Exercise:
Please restate all of the records word for word, setting the pictures aside.

--------------------

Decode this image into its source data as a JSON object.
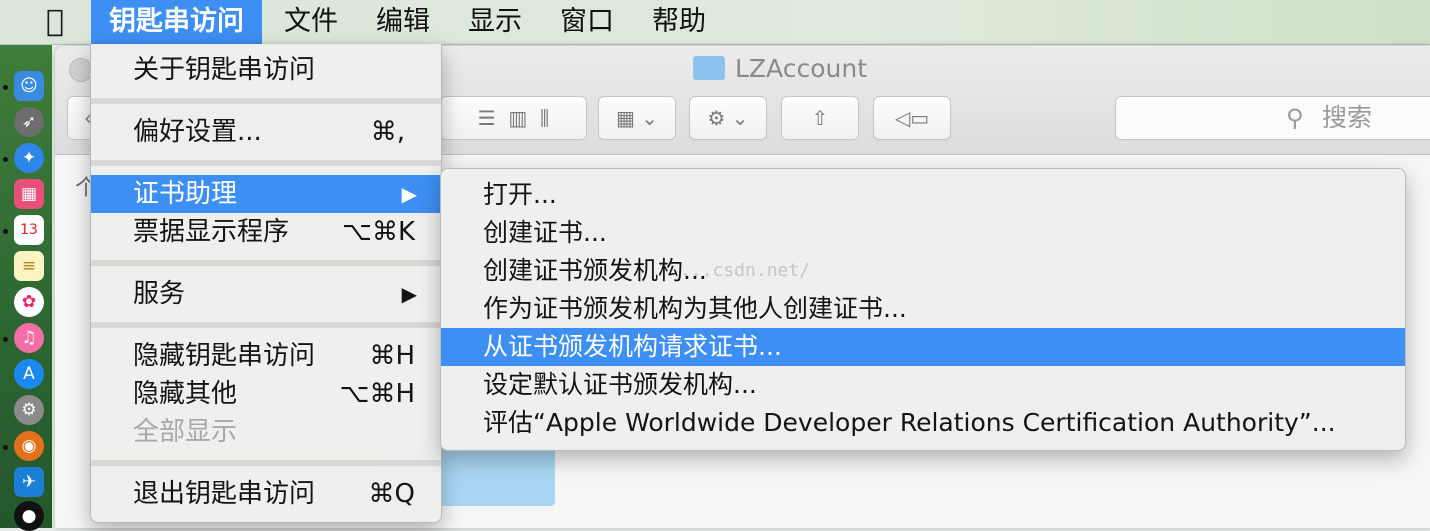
{
  "menubar": {
    "apple_icon": "apple-logo-icon",
    "items": [
      {
        "label": "钥匙串访问",
        "active": true
      },
      {
        "label": "文件"
      },
      {
        "label": "编辑"
      },
      {
        "label": "显示"
      },
      {
        "label": "窗口"
      },
      {
        "label": "帮助"
      }
    ]
  },
  "finder": {
    "title": "LZAccount",
    "search_placeholder": "搜索",
    "sidebar_caret": "个"
  },
  "menu": {
    "about": "关于钥匙串访问",
    "preferences": "偏好设置...",
    "preferences_shortcut": "⌘,",
    "cert_assistant": "证书助理",
    "ticket_viewer": "票据显示程序",
    "ticket_viewer_shortcut": "⌥⌘K",
    "services": "服务",
    "hide": "隐藏钥匙串访问",
    "hide_shortcut": "⌘H",
    "hide_others": "隐藏其他",
    "hide_others_shortcut": "⌥⌘H",
    "show_all": "全部显示",
    "quit": "退出钥匙串访问",
    "quit_shortcut": "⌘Q",
    "submenu_arrow": "▶"
  },
  "submenu": {
    "items": [
      "打开...",
      "创建证书...",
      "创建证书颁发机构...",
      "作为证书颁发机构为其他人创建证书...",
      "从证书颁发机构请求证书...",
      "设定默认证书颁发机构...",
      "评估“Apple Worldwide Developer Relations Certification Authority”..."
    ],
    "highlighted_index": 4
  },
  "watermark": "...csdn.net/",
  "colors": {
    "highlight": "#3d8ff3",
    "menu_bg": "#eef0ec",
    "disabled": "#a8a8a8"
  }
}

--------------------

Reply:
Decode this image into its source data as a JSON object.
{
  "menubar": {
    "apple_icon": "apple-logo-icon",
    "items": [
      {
        "label": "钥匙串访问",
        "active": true
      },
      {
        "label": "文件"
      },
      {
        "label": "编辑"
      },
      {
        "label": "显示"
      },
      {
        "label": "窗口"
      },
      {
        "label": "帮助"
      }
    ]
  },
  "finder": {
    "title": "LZAccount",
    "search_placeholder": "搜索",
    "sidebar_caret": "个"
  },
  "menu": {
    "about": "关于钥匙串访问",
    "preferences": "偏好设置...",
    "preferences_shortcut": "⌘,",
    "cert_assistant": "证书助理",
    "ticket_viewer": "票据显示程序",
    "ticket_viewer_shortcut": "⌥⌘K",
    "services": "服务",
    "hide": "隐藏钥匙串访问",
    "hide_shortcut": "⌘H",
    "hide_others": "隐藏其他",
    "hide_others_shortcut": "⌥⌘H",
    "show_all": "全部显示",
    "quit": "退出钥匙串访问",
    "quit_shortcut": "⌘Q",
    "submenu_arrow": "▶"
  },
  "submenu": {
    "items": [
      "打开...",
      "创建证书...",
      "创建证书颁发机构...",
      "作为证书颁发机构为其他人创建证书...",
      "从证书颁发机构请求证书...",
      "设定默认证书颁发机构...",
      "评估“Apple Worldwide Developer Relations Certification Authority”..."
    ],
    "highlighted_index": 4
  },
  "watermark": "...csdn.net/",
  "colors": {
    "highlight": "#3d8ff3",
    "menu_bg": "#eef0ec",
    "disabled": "#a8a8a8"
  }
}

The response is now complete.